#### Records to process
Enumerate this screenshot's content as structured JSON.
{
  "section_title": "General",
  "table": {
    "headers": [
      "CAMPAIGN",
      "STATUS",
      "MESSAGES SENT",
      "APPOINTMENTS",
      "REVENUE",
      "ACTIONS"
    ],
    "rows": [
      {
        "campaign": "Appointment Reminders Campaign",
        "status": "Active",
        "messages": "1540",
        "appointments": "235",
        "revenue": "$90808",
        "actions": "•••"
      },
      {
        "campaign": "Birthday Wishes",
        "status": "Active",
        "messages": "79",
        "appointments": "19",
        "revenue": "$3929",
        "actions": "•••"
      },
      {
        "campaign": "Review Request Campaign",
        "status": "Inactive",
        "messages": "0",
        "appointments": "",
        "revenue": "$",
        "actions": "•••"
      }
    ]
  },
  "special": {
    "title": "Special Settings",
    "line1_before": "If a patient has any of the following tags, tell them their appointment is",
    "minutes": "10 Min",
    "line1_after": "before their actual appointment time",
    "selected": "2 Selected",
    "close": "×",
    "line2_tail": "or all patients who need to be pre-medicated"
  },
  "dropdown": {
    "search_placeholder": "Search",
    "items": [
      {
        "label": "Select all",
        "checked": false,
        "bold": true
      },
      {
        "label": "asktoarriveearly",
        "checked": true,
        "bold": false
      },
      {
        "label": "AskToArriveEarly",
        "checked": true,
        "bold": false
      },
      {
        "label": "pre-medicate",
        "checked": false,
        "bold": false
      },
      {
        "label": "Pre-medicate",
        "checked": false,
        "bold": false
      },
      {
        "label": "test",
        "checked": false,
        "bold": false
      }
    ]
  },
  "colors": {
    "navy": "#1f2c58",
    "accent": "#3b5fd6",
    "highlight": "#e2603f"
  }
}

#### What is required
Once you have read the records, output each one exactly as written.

#### Result
Enumerate this screenshot's content as structured JSON.
{
  "section_title": "General",
  "table": {
    "headers": [
      "CAMPAIGN",
      "STATUS",
      "MESSAGES SENT",
      "APPOINTMENTS",
      "REVENUE",
      "ACTIONS"
    ],
    "rows": [
      {
        "campaign": "Appointment Reminders Campaign",
        "status": "Active",
        "messages": "1540",
        "appointments": "235",
        "revenue": "$90808",
        "actions": "•••"
      },
      {
        "campaign": "Birthday Wishes",
        "status": "Active",
        "messages": "79",
        "appointments": "19",
        "revenue": "$3929",
        "actions": "•••"
      },
      {
        "campaign": "Review Request Campaign",
        "status": "Inactive",
        "messages": "0",
        "appointments": "",
        "revenue": "$",
        "actions": "•••"
      }
    ]
  },
  "special": {
    "title": "Special Settings",
    "line1_before": "If a patient has any of the following tags, tell them their appointment is",
    "minutes": "10 Min",
    "line1_after": "before their actual appointment time",
    "selected": "2 Selected",
    "close": "×",
    "line2_tail": "or all patients who need to be pre-medicated"
  },
  "dropdown": {
    "search_placeholder": "Search",
    "items": [
      {
        "label": "Select all",
        "checked": false,
        "bold": true
      },
      {
        "label": "asktoarriveearly",
        "checked": true,
        "bold": false
      },
      {
        "label": "AskToArriveEarly",
        "checked": true,
        "bold": false
      },
      {
        "label": "pre-medicate",
        "checked": false,
        "bold": false
      },
      {
        "label": "Pre-medicate",
        "checked": false,
        "bold": false
      },
      {
        "label": "test",
        "checked": false,
        "bold": false
      }
    ]
  },
  "colors": {
    "navy": "#1f2c58",
    "accent": "#3b5fd6",
    "highlight": "#e2603f"
  }
}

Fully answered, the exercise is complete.